+++ DATA TO USE
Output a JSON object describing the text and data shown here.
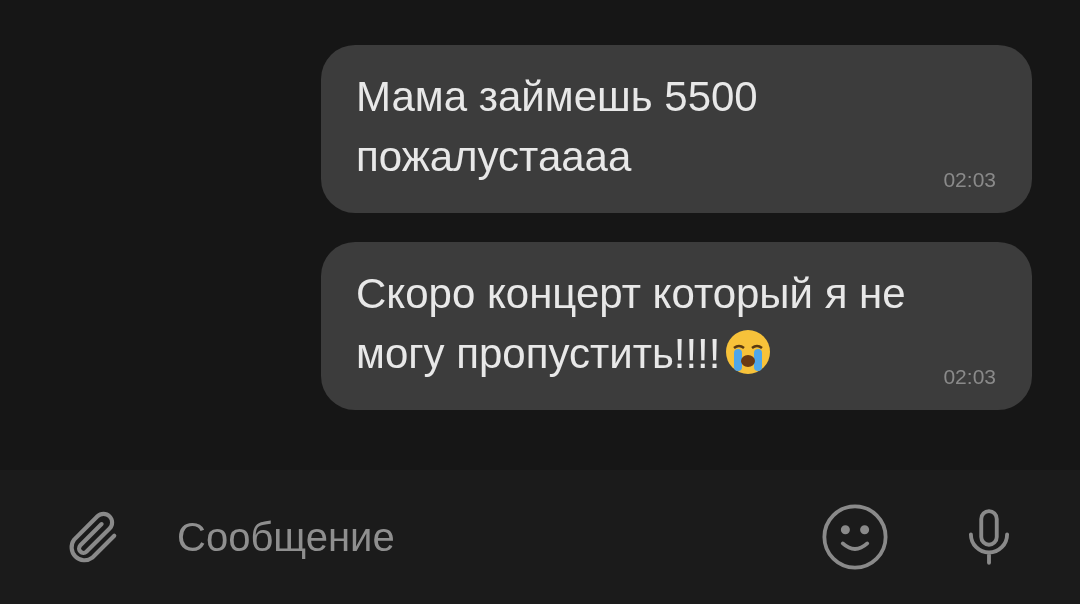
{
  "messages": [
    {
      "text": "Мама займешь 5500 пожалустаааа",
      "time": "02:03",
      "emoji": false
    },
    {
      "text": "Скоро концерт который я не могу пропустить!!!!",
      "time": "02:03",
      "emoji": true
    }
  ],
  "composer": {
    "placeholder": "Сообщение"
  }
}
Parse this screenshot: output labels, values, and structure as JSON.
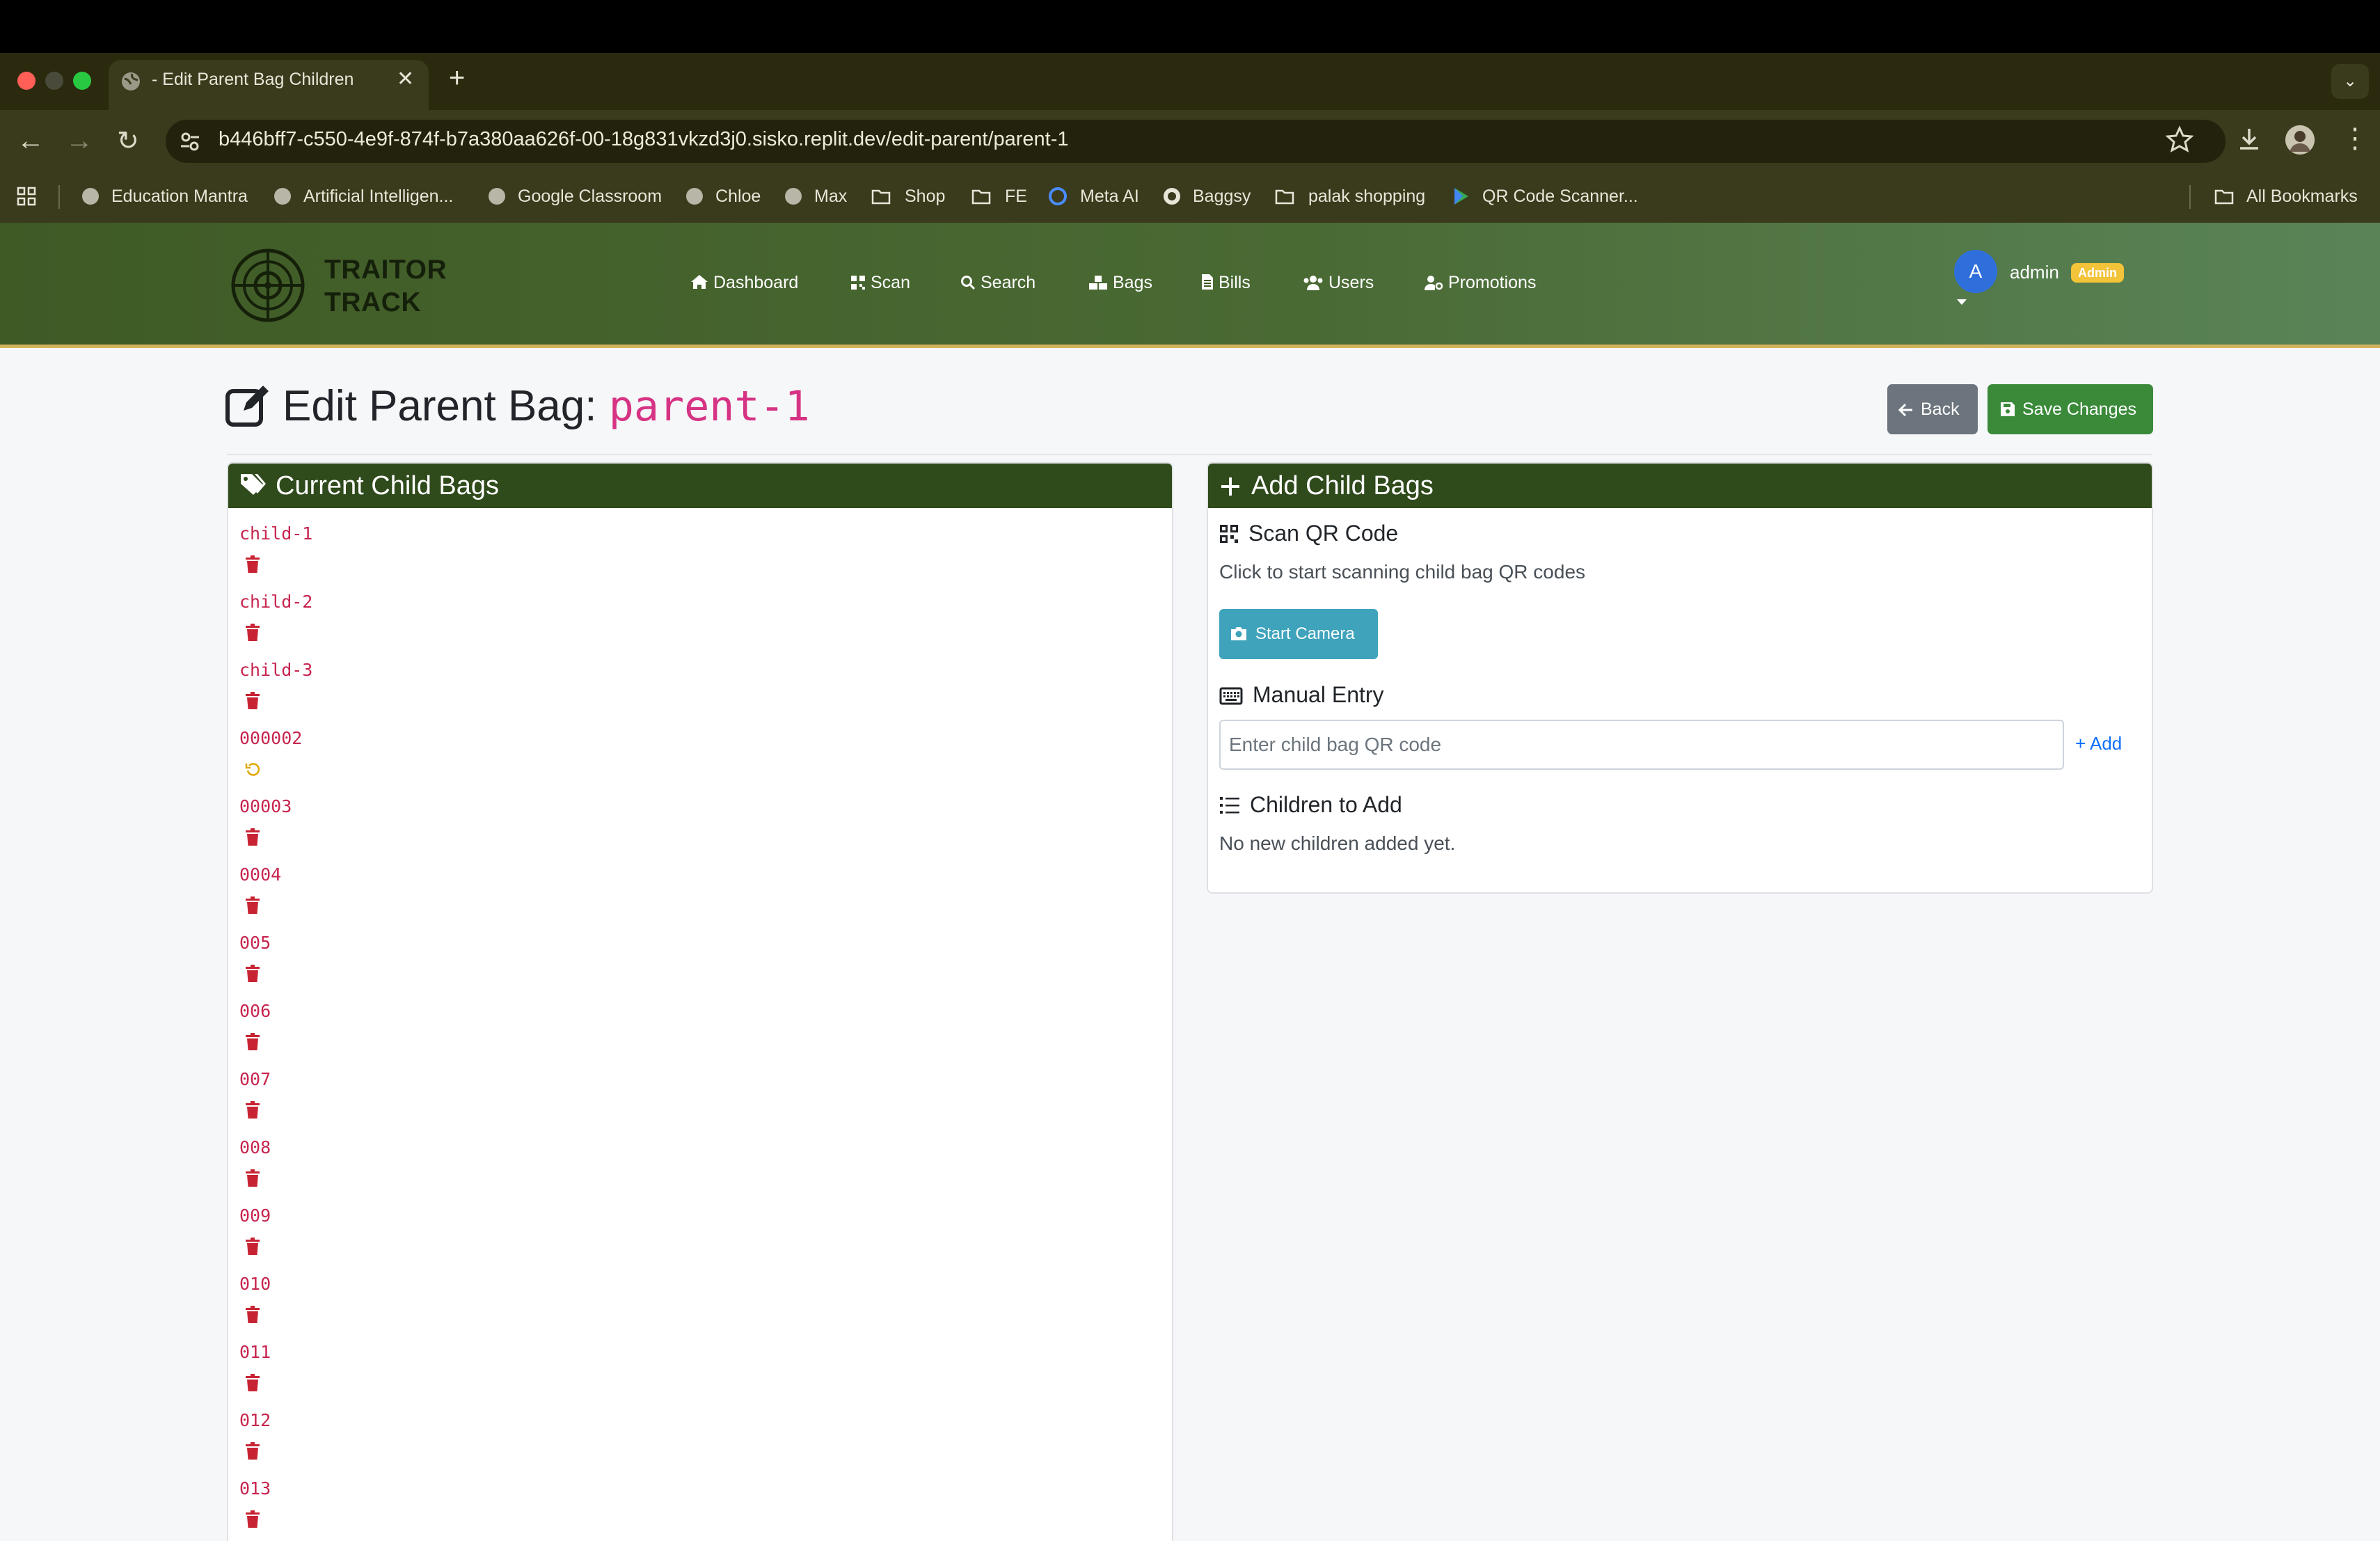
{
  "browser": {
    "tab_title": "- Edit Parent Bag Children",
    "url": "b446bff7-c550-4e9f-874f-b7a380aa626f-00-18g831vkzd3j0.sisko.replit.dev/edit-parent/parent-1",
    "bookmarks": [
      "Education Mantra",
      "Artificial Intelligen...",
      "Google Classroom",
      "Chloe",
      "Max",
      "Shop",
      "FE",
      "Meta AI",
      "Baggsy",
      "palak shopping",
      "QR Code Scanner..."
    ],
    "all_bookmarks": "All Bookmarks"
  },
  "app": {
    "logo_line1": "TRAITOR",
    "logo_line2": "TRACK",
    "nav": [
      "Dashboard",
      "Scan",
      "Search",
      "Bags",
      "Bills",
      "Users",
      "Promotions"
    ],
    "user": {
      "avatar_letter": "A",
      "name": "admin",
      "role_badge": "Admin"
    }
  },
  "page": {
    "title_prefix": "Edit Parent Bag:",
    "parent_code": "parent-1",
    "back_label": "Back",
    "save_label": "Save Changes"
  },
  "current_children": {
    "heading": "Current Child Bags",
    "items": [
      {
        "code": "child-1",
        "action": "delete"
      },
      {
        "code": "child-2",
        "action": "delete"
      },
      {
        "code": "child-3",
        "action": "delete"
      },
      {
        "code": "000002",
        "action": "undo"
      },
      {
        "code": "00003",
        "action": "delete"
      },
      {
        "code": "0004",
        "action": "delete"
      },
      {
        "code": "005",
        "action": "delete"
      },
      {
        "code": "006",
        "action": "delete"
      },
      {
        "code": "007",
        "action": "delete"
      },
      {
        "code": "008",
        "action": "delete"
      },
      {
        "code": "009",
        "action": "delete"
      },
      {
        "code": "010",
        "action": "delete"
      },
      {
        "code": "011",
        "action": "delete"
      },
      {
        "code": "012",
        "action": "delete"
      },
      {
        "code": "013",
        "action": "delete"
      }
    ]
  },
  "add_children": {
    "heading": "Add Child Bags",
    "scan_heading": "Scan QR Code",
    "scan_helper": "Click to start scanning child bag QR codes",
    "camera_label": "Start Camera",
    "manual_heading": "Manual Entry",
    "input_placeholder": "Enter child bag QR code",
    "input_value": "",
    "add_label": "Add",
    "to_add_heading": "Children to Add",
    "empty_text": "No new children added yet."
  },
  "colors": {
    "nav_green": "#3f5a25",
    "card_head": "#2f4a1b",
    "save_green": "#3a8a3a",
    "camera_teal": "#3fa3bc",
    "code_pink": "#d63384",
    "delete_red": "#c82333",
    "undo_yellow": "#e0a800"
  }
}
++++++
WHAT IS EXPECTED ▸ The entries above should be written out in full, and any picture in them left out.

TASK RESULT ▸
Output a JSON object describing the text and data shown here.
{
  "messages": [
    {
      "text": "Мама займешь 5500 пожалустаааа",
      "time": "02:03",
      "emoji": false
    },
    {
      "text": "Скоро концерт который я не могу пропустить!!!!",
      "time": "02:03",
      "emoji": true
    }
  ],
  "composer": {
    "placeholder": "Сообщение"
  }
}
Parse this screenshot: output labels, values, and structure as JSON.
{
  "browser": {
    "tab_title": "- Edit Parent Bag Children",
    "url": "b446bff7-c550-4e9f-874f-b7a380aa626f-00-18g831vkzd3j0.sisko.replit.dev/edit-parent/parent-1",
    "bookmarks": [
      "Education Mantra",
      "Artificial Intelligen...",
      "Google Classroom",
      "Chloe",
      "Max",
      "Shop",
      "FE",
      "Meta AI",
      "Baggsy",
      "palak shopping",
      "QR Code Scanner..."
    ],
    "all_bookmarks": "All Bookmarks"
  },
  "app": {
    "logo_line1": "TRAITOR",
    "logo_line2": "TRACK",
    "nav": [
      "Dashboard",
      "Scan",
      "Search",
      "Bags",
      "Bills",
      "Users",
      "Promotions"
    ],
    "user": {
      "avatar_letter": "A",
      "name": "admin",
      "role_badge": "Admin"
    }
  },
  "page": {
    "title_prefix": "Edit Parent Bag:",
    "parent_code": "parent-1",
    "back_label": "Back",
    "save_label": "Save Changes"
  },
  "current_children": {
    "heading": "Current Child Bags",
    "items": [
      {
        "code": "child-1",
        "action": "delete"
      },
      {
        "code": "child-2",
        "action": "delete"
      },
      {
        "code": "child-3",
        "action": "delete"
      },
      {
        "code": "000002",
        "action": "undo"
      },
      {
        "code": "00003",
        "action": "delete"
      },
      {
        "code": "0004",
        "action": "delete"
      },
      {
        "code": "005",
        "action": "delete"
      },
      {
        "code": "006",
        "action": "delete"
      },
      {
        "code": "007",
        "action": "delete"
      },
      {
        "code": "008",
        "action": "delete"
      },
      {
        "code": "009",
        "action": "delete"
      },
      {
        "code": "010",
        "action": "delete"
      },
      {
        "code": "011",
        "action": "delete"
      },
      {
        "code": "012",
        "action": "delete"
      },
      {
        "code": "013",
        "action": "delete"
      }
    ]
  },
  "add_children": {
    "heading": "Add Child Bags",
    "scan_heading": "Scan QR Code",
    "scan_helper": "Click to start scanning child bag QR codes",
    "camera_label": "Start Camera",
    "manual_heading": "Manual Entry",
    "input_placeholder": "Enter child bag QR code",
    "input_value": "",
    "add_label": "Add",
    "to_add_heading": "Children to Add",
    "empty_text": "No new children added yet."
  },
  "colors": {
    "nav_green": "#3f5a25",
    "card_head": "#2f4a1b",
    "save_green": "#3a8a3a",
    "camera_teal": "#3fa3bc",
    "code_pink": "#d63384",
    "delete_red": "#c82333",
    "undo_yellow": "#e0a800"
  }
}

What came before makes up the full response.